A king was worried that his twin nephews, Romulus and Remus, would be threats to his throne, so he ordered a soldier to drown them. However, a wolf found them and took care of them before Romulus and Remus found out who they really were. They fought over who was going to rule their new city as revenge, which caused Romulus to kill Remus.
Two important Etruscan structures the Romans adapted were the arch, which sat on two pillars, and the cuniculus, a long underground trench. The Romans adapted both of these structures and, in time, became even better engineers than the Etruscans. They used arches to build huge public works, including bridges, stadiums, and aqueducts to carry water over long distances.
The Romans adapted two Etruscan sports; slave fighting and chariot races. Two slaves of the dead master fought to the death with swords and small shields, but after the winner was congratulated, he was executed.
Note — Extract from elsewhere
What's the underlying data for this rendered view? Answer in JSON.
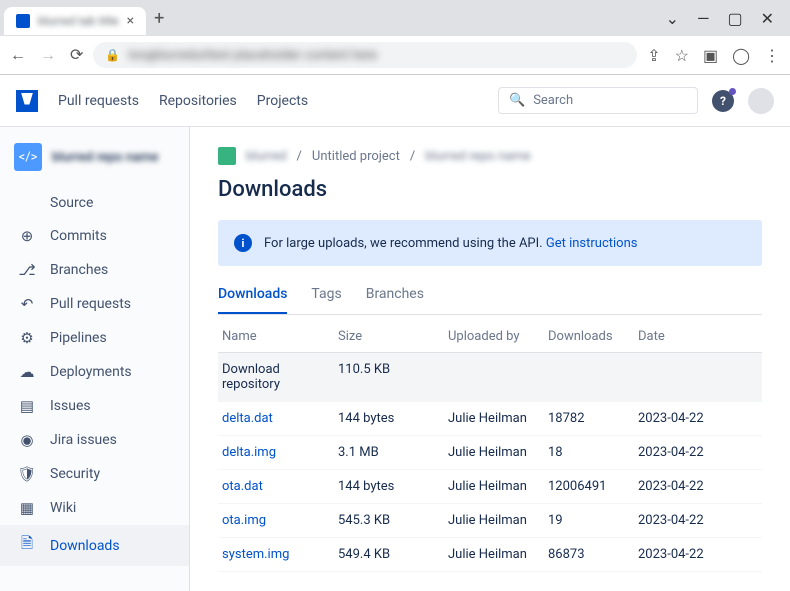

In chariot races, charioteers would be strapped to their chariots druing the race, which often led to injury and death from carrages overturning, being dragged under the chariot's wheels or trampled by the horses
The Romans used Greek designs in their own public buildings. Eventually, they learned to use concrete to create even larger structures, such as the Pantheon in Rome. The Romans also used concrete to build huge stadiums like the Colosseum, where gladiators fought.
The Greeks and the Romans had many similarities in writing, such as writing in all capital letters and carving important documents in plaques or walls. The Greeks influenced Roman art, such as the realistic sculptures being models for realistic paintings. The Greeks influenced Roman religion because all of the gads are the same, just with Roman names.